City council has tonight honored retired North/Northeast Portland state senator Margaret Carter by proclaiming December 16th to be Senator Margaret Carter Day.
- STATE SENATOR MARGARET CARTER (CENTER, IN BLUE)—”"SHE'S QUITE A SNAPPY DRESSER, TOO," SAID ONE SPEAKER
Carter was born in 1935 in Shreveport, Louisiana. Her father, a homebuilder, was a Baptist minister. In December 1967, Carter came to Portland with her five children, to escape domestic abuse by her first husband. She attained a Masters Degree in educational psychology, began working as a counselor for Portland Community College in 1973, and was elected to the house of representatives in 1984. She resigned her senate seat in August and is now working for the state's department of human services.
"Her first week as a state representative was a rough one," said a minister, introducing Carter. "She was called the 'n' word, she was called a monkey, but she not only went on to serve in the house of representatives but in the senate."
Secretary of State Kate Brown read a letter to Carter from Senate president Peter Courtney. "You said when we met that you would never leave me," she said, quoting the letter. "I thought that we would never break up, but you left. You killed me. I will never recover, and the Oregon legislature will never be the same."
Blazers senior vice president J.Isaac said Carter "works behind the scenes in so many ways." Carter was instrumental in the re-signing of Brandon Roy, Isaac said, because she brings German chocolate cakes to the locker room on occasion. "And we reminded him of that," Isaac joked.
President of Portland Community College Preston Pulliams said Carter served as a role model in the community. He quoted Maya Angelou, saying "people will forget what you said, people will forget what you did, but people will remember how you made them feel."

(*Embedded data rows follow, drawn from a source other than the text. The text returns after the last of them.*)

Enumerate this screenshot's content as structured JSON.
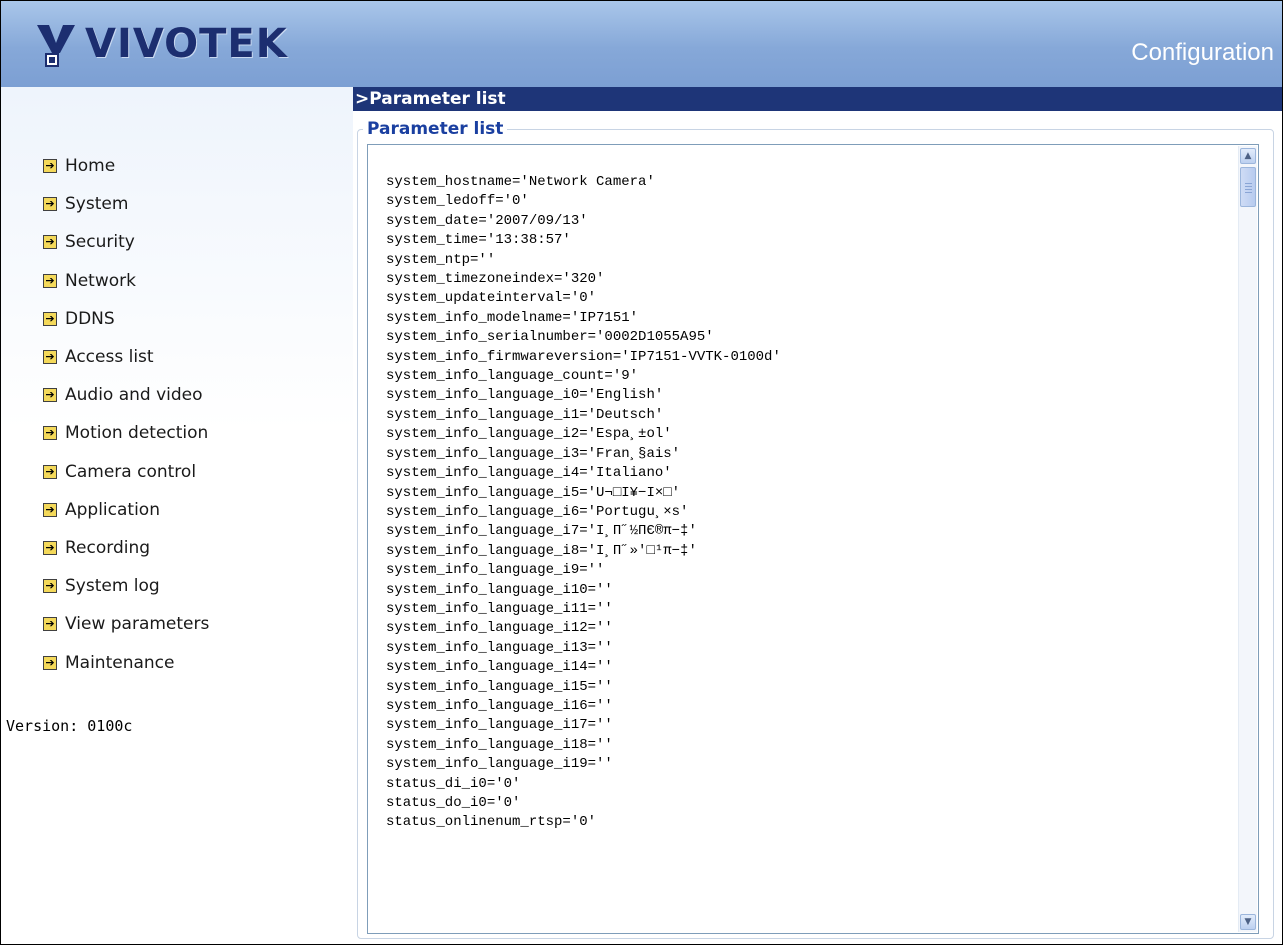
{
  "header": {
    "logo_text": "VIVOTEK",
    "title": "Configuration"
  },
  "sidebar": {
    "items": [
      {
        "label": "Home",
        "icon": "arrow-right-icon"
      },
      {
        "label": "System",
        "icon": "arrow-right-icon"
      },
      {
        "label": "Security",
        "icon": "arrow-right-icon"
      },
      {
        "label": "Network",
        "icon": "arrow-right-icon"
      },
      {
        "label": "DDNS",
        "icon": "arrow-right-icon"
      },
      {
        "label": "Access list",
        "icon": "arrow-right-icon"
      },
      {
        "label": "Audio and video",
        "icon": "arrow-right-icon"
      },
      {
        "label": "Motion detection",
        "icon": "arrow-right-icon"
      },
      {
        "label": "Camera control",
        "icon": "arrow-right-icon"
      },
      {
        "label": "Application",
        "icon": "arrow-right-icon"
      },
      {
        "label": "Recording",
        "icon": "arrow-right-icon"
      },
      {
        "label": "System log",
        "icon": "arrow-right-icon"
      },
      {
        "label": "View parameters",
        "icon": "arrow-right-icon"
      },
      {
        "label": "Maintenance",
        "icon": "arrow-right-icon"
      }
    ],
    "version": "Version: 0100c"
  },
  "main": {
    "titlebar": ">Parameter list",
    "legend": "Parameter list",
    "parameters": [
      "system_hostname='Network Camera'",
      "system_ledoff='0'",
      "system_date='2007/09/13'",
      "system_time='13:38:57'",
      "system_ntp=''",
      "system_timezoneindex='320'",
      "system_updateinterval='0'",
      "system_info_modelname='IP7151'",
      "system_info_serialnumber='0002D1055A95'",
      "system_info_firmwareversion='IP7151-VVTK-0100d'",
      "system_info_language_count='9'",
      "system_info_language_i0='English'",
      "system_info_language_i1='Deutsch'",
      "system_info_language_i2='Espa¸±ol'",
      "system_info_language_i3='Fran¸§ais'",
      "system_info_language_i4='Italiano'",
      "system_info_language_i5='U¬□I¥−I×□'",
      "system_info_language_i6='Portugu¸×s'",
      "system_info_language_i7='I¸Π˝½ΠЄ®π−‡'",
      "system_info_language_i8='I¸Π˝»'□¹π−‡'",
      "system_info_language_i9=''",
      "system_info_language_i10=''",
      "system_info_language_i11=''",
      "system_info_language_i12=''",
      "system_info_language_i13=''",
      "system_info_language_i14=''",
      "system_info_language_i15=''",
      "system_info_language_i16=''",
      "system_info_language_i17=''",
      "system_info_language_i18=''",
      "system_info_language_i19=''",
      "status_di_i0='0'",
      "status_do_i0='0'",
      "status_onlinenum_rtsp='0'"
    ]
  }
}
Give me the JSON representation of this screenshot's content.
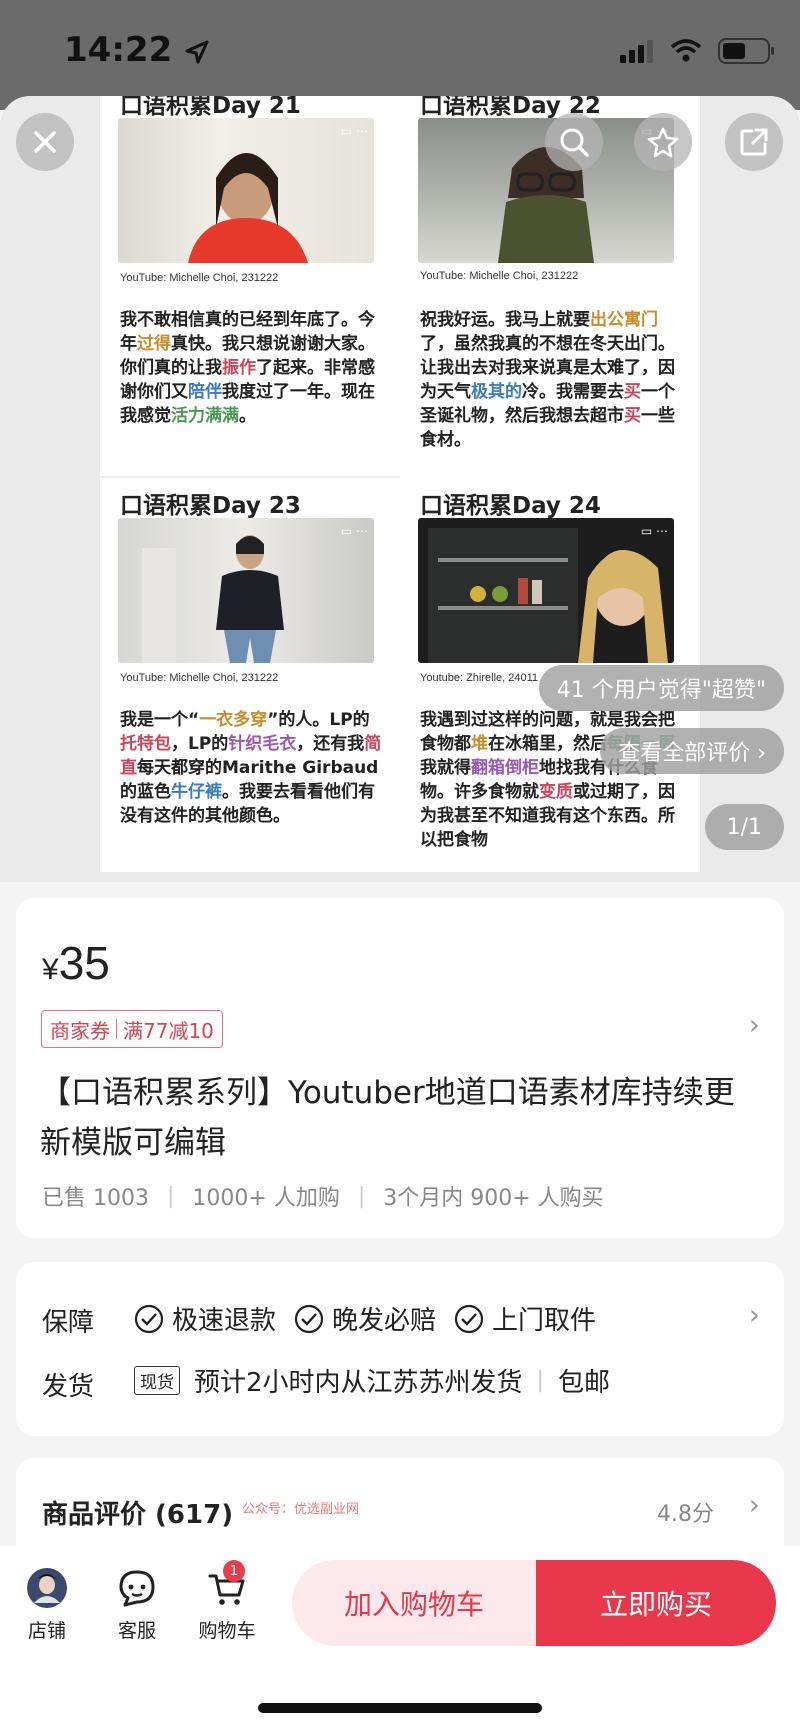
{
  "status_bar": {
    "time": "14:22"
  },
  "gallery": {
    "tiles": [
      {
        "title": "口语积累Day 21",
        "credit": "YouTube: Michelle Choi, 231222",
        "text": [
          {
            "t": "我不敢相信真的已经到年底了。今年"
          },
          {
            "t": "过得",
            "c": "hl-orange"
          },
          {
            "t": "真快。我只想说谢谢大家。你们真的让我"
          },
          {
            "t": "振作",
            "c": "hl-red"
          },
          {
            "t": "了起来。非常感谢你们又"
          },
          {
            "t": "陪伴",
            "c": "hl-blue"
          },
          {
            "t": "我度过了一年。现在我感觉"
          },
          {
            "t": "活力满满",
            "c": "hl-green"
          },
          {
            "t": "。"
          }
        ]
      },
      {
        "title": "口语积累Day 22",
        "credit": "YouTube: Michelle Choi, 231222",
        "text": [
          {
            "t": "祝我好运。我马上就要"
          },
          {
            "t": "出公寓门",
            "c": "hl-orange"
          },
          {
            "t": "了，虽然我真的不想在冬天出门。让我出去对我来说真是太难了，因为天气"
          },
          {
            "t": "极其的",
            "c": "hl-blue"
          },
          {
            "t": "冷。我需要去"
          },
          {
            "t": "买",
            "c": "hl-red"
          },
          {
            "t": "一个圣诞礼物，然后我想去超市"
          },
          {
            "t": "买",
            "c": "hl-red"
          },
          {
            "t": "一些食材。"
          }
        ]
      },
      {
        "title": "口语积累Day 23",
        "credit": "YouTube: Michelle Choi, 231222",
        "text": [
          {
            "t": "我是一个“"
          },
          {
            "t": "一衣多穿",
            "c": "hl-orange"
          },
          {
            "t": "”的人。LP的"
          },
          {
            "t": "托特包",
            "c": "hl-red"
          },
          {
            "t": "，LP的"
          },
          {
            "t": "针织毛衣",
            "c": "hl-purple"
          },
          {
            "t": "，还有我"
          },
          {
            "t": "简直",
            "c": "hl-red"
          },
          {
            "t": "每天都穿的Marithe Girbaud的蓝色"
          },
          {
            "t": "牛仔裤",
            "c": "hl-blue"
          },
          {
            "t": "。我要去看看他们有没有这件的其他颜色。"
          }
        ]
      },
      {
        "title": "口语积累Day 24",
        "credit": "Youtube: Zhirelle, 24011",
        "text": [
          {
            "t": "我遇到过这样的问题，就是我会把食物都"
          },
          {
            "t": "堆",
            "c": "hl-orange"
          },
          {
            "t": "在冰箱里，然后"
          },
          {
            "t": "每隔一周",
            "c": "hl-green"
          },
          {
            "t": "我就得"
          },
          {
            "t": "翻箱倒柜",
            "c": "hl-purple"
          },
          {
            "t": "地找我有什么食物。许多食物就"
          },
          {
            "t": "变质",
            "c": "hl-red"
          },
          {
            "t": "或过期了，因为我甚至不知道我有这个东西。所以把食物"
          }
        ]
      }
    ],
    "pills": {
      "likes": "41 个用户觉得\"超赞\"",
      "all_reviews": "查看全部评价 ›",
      "page": "1/1"
    }
  },
  "product": {
    "currency": "¥",
    "price": "35",
    "coupon_label": "商家券",
    "coupon_value": "满77减10",
    "title": "【口语积累系列】Youtuber地道口语素材库持续更新模版可编辑",
    "stats": [
      "已售 1003",
      "1000+ 人加购",
      "3个月内 900+ 人购买"
    ]
  },
  "service": {
    "guarantee_label": "保障",
    "guarantees": [
      "极速退款",
      "晚发必赔",
      "上门取件"
    ],
    "shipping_label": "发货",
    "stock_tag": "现货",
    "shipping_text": "预计2小时内从江苏苏州发货",
    "free_shipping": "包邮"
  },
  "reviews": {
    "label": "商品评价 (617)",
    "watermark": "公众号：优选副业网",
    "score": "4.8分"
  },
  "bottom_bar": {
    "store": "店铺",
    "service": "客服",
    "cart": "购物车",
    "cart_count": "1",
    "add_to_cart": "加入购物车",
    "buy_now": "立即购买"
  },
  "colors": {
    "accent": "#e8374b",
    "accent_light": "#fde9ec"
  }
}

"Through her work she has given us scholarship funds. She has given us her time, her advice, and has kept the Urban League going, kept this city going, kept this state going with her passion," said Marcus Mundy, executive director of the Urban League of Portland. "When my wife and I first got to Portland, she served as an ambassador. She looked us up, she made us feel welcome, she told us how to deal with people in this city, how to get connected, and this was a very busy person. I'm very grateful."
Carter was given a bouquet of flowers—"a phenomenal woman deserves phenomenal flowers."
"Success is not measured by the position one has attained, but by the obstacles one has had to overcome," said Roy Jay, chairman of the African American Chamber of Commerce. "Margaret, we love you."
"Every step towards the goal of justice requires sacrifice, suffering, and struggle," said Reverend Doctor LeRoy Haynes, vice president of the Albina Ministerial Alliance. "Like the tireless devotion and passionate concerns of people like Margaret Carter. Her life is a testimony to the virtues of hard work, commitment, education, sacrifice, and to the commitment of godly people."
"I love this state, and I love its people," said Carter. "We have our trials and tribulations, but no society comes without its struggles. I'm truly grateful, and I'm a much better person for your having allowed me to serve with you for all these years. Yes, I'm about to reach my 74th birthday, but as the song goes, I'm not tired yet, and I am not going to sit in a rocking chair in the corner. It ain't over yet. And I can't even promise you that I'm through with politics." "Thank you from the bottom of my heart. I'm just so thrilled. Thank you, thank you Portland, and the state of Oregon. I love you dearly."
She got two standing ovations, and the presentation lasted 80 minutes—50 minutes longer than the 30 minutes requested. It concluded with a laying-on-of hands. Literally: city council members, along with pastors from all over Portland, laid their hands on Carter's shoulders, and prayed for her.